Welcome to today’s installment of 31 Days of Halloween! This is our chance to set the mood for the spookiest and scariest month of the year as we focus our attention on horror and Halloween fun. For the month of October we’ll be talking to creators working in horror and share and recommend various pieces of underappreciated scary media-books, comics, movies, and television-to help keep you terrified and entertained all the way up to Halloween.
As a kid I used to watch The Canterville Ghost tv movie on repeat. It was recorded off the television and one of the few VHS tapes we owned at the time. I watched it so many times that the tape destroyed itself from the numerous viewings. Recently I found myself wondering if I would still find it spooky? Would I still find it funny? Would I still admire Alyssa Milano’s fashion? The answer is yes to all the questions. It’s been thirty-three years since the 80’s adaptation made its television debut, but it’s still a perfectly fun film for the family to enjoy this Halloween season.
Based on the story by Oscar Wilde, The Canterville Ghost is about an American family that moves to England. Ted Wass plays Harry Canterville, a man who travels to the Canterville castle to claim his birthright. He also brings his new wife Lucy, played by Andrea Marcovicci, and daughter Jennifer, played by Alyssa Milano. However, as it happens in ghost stories, they are not welcome guests. The castle is haunted by Sir Simon de Canterville, played by John Gielgud, who is pretty open with his feelings regarding the newcomers.
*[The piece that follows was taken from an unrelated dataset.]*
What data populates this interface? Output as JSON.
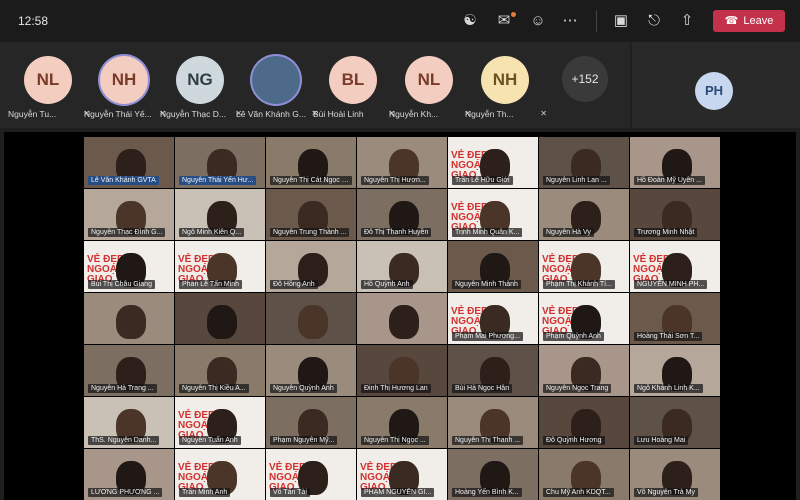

Sir Simon has many talents. He can change his appearance at will to frighten any guests. He can perform magic acts, transforming tea into tarantulas, and he can make whole beds leave the castle and land in moats. Despite the humor, the film also deals with a very tragic backstory for Sir Simon. He died a gruesome death when he was accused of murdering his wife. Upon her death, she cursed him to a life of endless unhappiness. Even though Sir Simon hates newcomers and is an angry ghost, he befriends Jennifer. He and Jennifer forge a tender friendship where he understands her. Sir Simon listens to Jennifer and looks out for her in a kindly grandfatherly manner. This creates love between the two characters and she becomes set on freeing his soul.
The film was filmed in England and there are plenty of beautiful scenery surrounding the castle grounds. While not too many shots of the countryside are used, Paul Bogart’s film seems to rely on the spectacle of the supernatural. There is a particularly eerie scene where Jennifer and Sir Simon visit the Garden of the Dead. The garden is created in mist and shadows and the Angel of Death appears through slats of lights and speaks in howling winds. This effect was pretty creepy as a kid and it’s still pretty cool now.
There are some very spooky scenes and themes. One of the themes that comes up is sacrifice. This is shown in the relationship between Harry Canterville and his family, but most creepily when Jennifer faces potentially fatal danger as she risks her own life to save Sir Simon’s soul. The story also deals with Sir Simon’s grief of losing his wife. There is a heartbreaking scene where a parapsychologist summons up the deceased Lady Eleanor. That scene was particularly haunting as a child, but the sadness of it is what makes it memorable.
While special effects have come a long way, the story and characters pull this film into the 21st century. It is still fun and heart-warming. The Canterville Ghost is a story of friendships and loss that people of all ages can enjoy.